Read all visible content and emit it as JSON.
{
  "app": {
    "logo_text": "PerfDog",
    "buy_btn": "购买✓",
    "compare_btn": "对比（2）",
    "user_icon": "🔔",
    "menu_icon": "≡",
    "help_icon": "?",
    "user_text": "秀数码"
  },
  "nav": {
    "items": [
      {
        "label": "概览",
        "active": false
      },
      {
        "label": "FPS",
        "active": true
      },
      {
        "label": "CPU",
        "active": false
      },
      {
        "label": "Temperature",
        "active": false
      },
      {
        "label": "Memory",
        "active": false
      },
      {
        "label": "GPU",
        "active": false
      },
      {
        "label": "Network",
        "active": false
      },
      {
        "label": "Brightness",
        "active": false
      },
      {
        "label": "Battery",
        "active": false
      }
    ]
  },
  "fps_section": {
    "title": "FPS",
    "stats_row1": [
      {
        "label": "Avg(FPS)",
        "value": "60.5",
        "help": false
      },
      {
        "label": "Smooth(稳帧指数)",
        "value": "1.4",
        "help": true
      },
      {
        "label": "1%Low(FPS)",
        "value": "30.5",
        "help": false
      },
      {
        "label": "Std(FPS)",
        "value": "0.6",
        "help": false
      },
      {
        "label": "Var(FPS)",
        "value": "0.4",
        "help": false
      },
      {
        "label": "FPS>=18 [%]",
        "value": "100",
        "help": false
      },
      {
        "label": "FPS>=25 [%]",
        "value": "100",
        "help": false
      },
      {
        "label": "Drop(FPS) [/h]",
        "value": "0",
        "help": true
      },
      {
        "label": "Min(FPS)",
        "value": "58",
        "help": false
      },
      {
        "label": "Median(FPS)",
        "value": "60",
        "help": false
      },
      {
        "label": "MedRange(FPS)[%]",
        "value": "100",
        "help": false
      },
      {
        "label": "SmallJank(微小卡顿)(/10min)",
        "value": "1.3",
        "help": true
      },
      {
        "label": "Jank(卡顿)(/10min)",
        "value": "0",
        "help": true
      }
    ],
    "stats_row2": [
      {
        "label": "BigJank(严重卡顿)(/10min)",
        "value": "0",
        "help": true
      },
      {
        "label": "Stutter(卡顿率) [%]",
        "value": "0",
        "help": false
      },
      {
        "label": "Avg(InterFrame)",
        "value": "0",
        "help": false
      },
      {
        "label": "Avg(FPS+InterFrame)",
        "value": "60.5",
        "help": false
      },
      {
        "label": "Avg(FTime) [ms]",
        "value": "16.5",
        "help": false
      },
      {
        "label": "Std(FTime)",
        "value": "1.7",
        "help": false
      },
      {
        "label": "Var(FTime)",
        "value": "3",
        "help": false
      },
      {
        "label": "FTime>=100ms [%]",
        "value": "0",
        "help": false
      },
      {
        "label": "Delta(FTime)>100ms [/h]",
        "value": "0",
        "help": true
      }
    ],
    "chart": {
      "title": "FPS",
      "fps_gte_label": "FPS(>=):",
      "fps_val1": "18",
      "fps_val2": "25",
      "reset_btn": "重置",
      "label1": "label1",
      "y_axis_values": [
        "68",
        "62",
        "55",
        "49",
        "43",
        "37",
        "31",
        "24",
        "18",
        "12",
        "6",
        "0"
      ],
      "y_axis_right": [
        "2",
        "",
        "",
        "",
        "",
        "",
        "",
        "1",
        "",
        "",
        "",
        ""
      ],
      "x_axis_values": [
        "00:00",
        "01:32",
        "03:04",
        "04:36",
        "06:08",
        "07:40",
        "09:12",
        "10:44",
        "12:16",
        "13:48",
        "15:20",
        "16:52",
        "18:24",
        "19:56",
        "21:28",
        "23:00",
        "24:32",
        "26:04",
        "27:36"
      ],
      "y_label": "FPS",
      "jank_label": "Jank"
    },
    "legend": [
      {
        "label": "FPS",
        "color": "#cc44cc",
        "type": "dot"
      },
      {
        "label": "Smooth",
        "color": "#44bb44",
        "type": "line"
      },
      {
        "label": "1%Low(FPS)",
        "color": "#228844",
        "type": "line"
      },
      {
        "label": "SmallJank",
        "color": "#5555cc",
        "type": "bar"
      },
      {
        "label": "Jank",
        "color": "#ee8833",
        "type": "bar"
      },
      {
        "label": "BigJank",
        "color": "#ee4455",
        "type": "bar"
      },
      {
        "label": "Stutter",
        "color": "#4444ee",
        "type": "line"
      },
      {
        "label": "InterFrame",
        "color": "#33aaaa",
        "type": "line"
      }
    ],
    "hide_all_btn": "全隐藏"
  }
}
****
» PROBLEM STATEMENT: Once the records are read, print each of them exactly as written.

» RESULT OF THE TASK:
Read all visible content and emit it as JSON.
{
  "app": {
    "logo_text": "PerfDog",
    "buy_btn": "购买✓",
    "compare_btn": "对比（2）",
    "user_icon": "🔔",
    "menu_icon": "≡",
    "help_icon": "?",
    "user_text": "秀数码"
  },
  "nav": {
    "items": [
      {
        "label": "概览",
        "active": false
      },
      {
        "label": "FPS",
        "active": true
      },
      {
        "label": "CPU",
        "active": false
      },
      {
        "label": "Temperature",
        "active": false
      },
      {
        "label": "Memory",
        "active": false
      },
      {
        "label": "GPU",
        "active": false
      },
      {
        "label": "Network",
        "active": false
      },
      {
        "label": "Brightness",
        "active": false
      },
      {
        "label": "Battery",
        "active": false
      }
    ]
  },
  "fps_section": {
    "title": "FPS",
    "stats_row1": [
      {
        "label": "Avg(FPS)",
        "value": "60.5",
        "help": false
      },
      {
        "label": "Smooth(稳帧指数)",
        "value": "1.4",
        "help": true
      },
      {
        "label": "1%Low(FPS)",
        "value": "30.5",
        "help": false
      },
      {
        "label": "Std(FPS)",
        "value": "0.6",
        "help": false
      },
      {
        "label": "Var(FPS)",
        "value": "0.4",
        "help": false
      },
      {
        "label": "FPS>=18 [%]",
        "value": "100",
        "help": false
      },
      {
        "label": "FPS>=25 [%]",
        "value": "100",
        "help": false
      },
      {
        "label": "Drop(FPS) [/h]",
        "value": "0",
        "help": true
      },
      {
        "label": "Min(FPS)",
        "value": "58",
        "help": false
      },
      {
        "label": "Median(FPS)",
        "value": "60",
        "help": false
      },
      {
        "label": "MedRange(FPS)[%]",
        "value": "100",
        "help": false
      },
      {
        "label": "SmallJank(微小卡顿)(/10min)",
        "value": "1.3",
        "help": true
      },
      {
        "label": "Jank(卡顿)(/10min)",
        "value": "0",
        "help": true
      }
    ],
    "stats_row2": [
      {
        "label": "BigJank(严重卡顿)(/10min)",
        "value": "0",
        "help": true
      },
      {
        "label": "Stutter(卡顿率) [%]",
        "value": "0",
        "help": false
      },
      {
        "label": "Avg(InterFrame)",
        "value": "0",
        "help": false
      },
      {
        "label": "Avg(FPS+InterFrame)",
        "value": "60.5",
        "help": false
      },
      {
        "label": "Avg(FTime) [ms]",
        "value": "16.5",
        "help": false
      },
      {
        "label": "Std(FTime)",
        "value": "1.7",
        "help": false
      },
      {
        "label": "Var(FTime)",
        "value": "3",
        "help": false
      },
      {
        "label": "FTime>=100ms [%]",
        "value": "0",
        "help": false
      },
      {
        "label": "Delta(FTime)>100ms [/h]",
        "value": "0",
        "help": true
      }
    ],
    "chart": {
      "title": "FPS",
      "fps_gte_label": "FPS(>=):",
      "fps_val1": "18",
      "fps_val2": "25",
      "reset_btn": "重置",
      "label1": "label1",
      "y_axis_values": [
        "68",
        "62",
        "55",
        "49",
        "43",
        "37",
        "31",
        "24",
        "18",
        "12",
        "6",
        "0"
      ],
      "y_axis_right": [
        "2",
        "",
        "",
        "",
        "",
        "",
        "",
        "1",
        "",
        "",
        "",
        ""
      ],
      "x_axis_values": [
        "00:00",
        "01:32",
        "03:04",
        "04:36",
        "06:08",
        "07:40",
        "09:12",
        "10:44",
        "12:16",
        "13:48",
        "15:20",
        "16:52",
        "18:24",
        "19:56",
        "21:28",
        "23:00",
        "24:32",
        "26:04",
        "27:36"
      ],
      "y_label": "FPS",
      "jank_label": "Jank"
    },
    "legend": [
      {
        "label": "FPS",
        "color": "#cc44cc",
        "type": "dot"
      },
      {
        "label": "Smooth",
        "color": "#44bb44",
        "type": "line"
      },
      {
        "label": "1%Low(FPS)",
        "color": "#228844",
        "type": "line"
      },
      {
        "label": "SmallJank",
        "color": "#5555cc",
        "type": "bar"
      },
      {
        "label": "Jank",
        "color": "#ee8833",
        "type": "bar"
      },
      {
        "label": "BigJank",
        "color": "#ee4455",
        "type": "bar"
      },
      {
        "label": "Stutter",
        "color": "#4444ee",
        "type": "line"
      },
      {
        "label": "InterFrame",
        "color": "#33aaaa",
        "type": "line"
      }
    ],
    "hide_all_btn": "全隐藏"
  }
}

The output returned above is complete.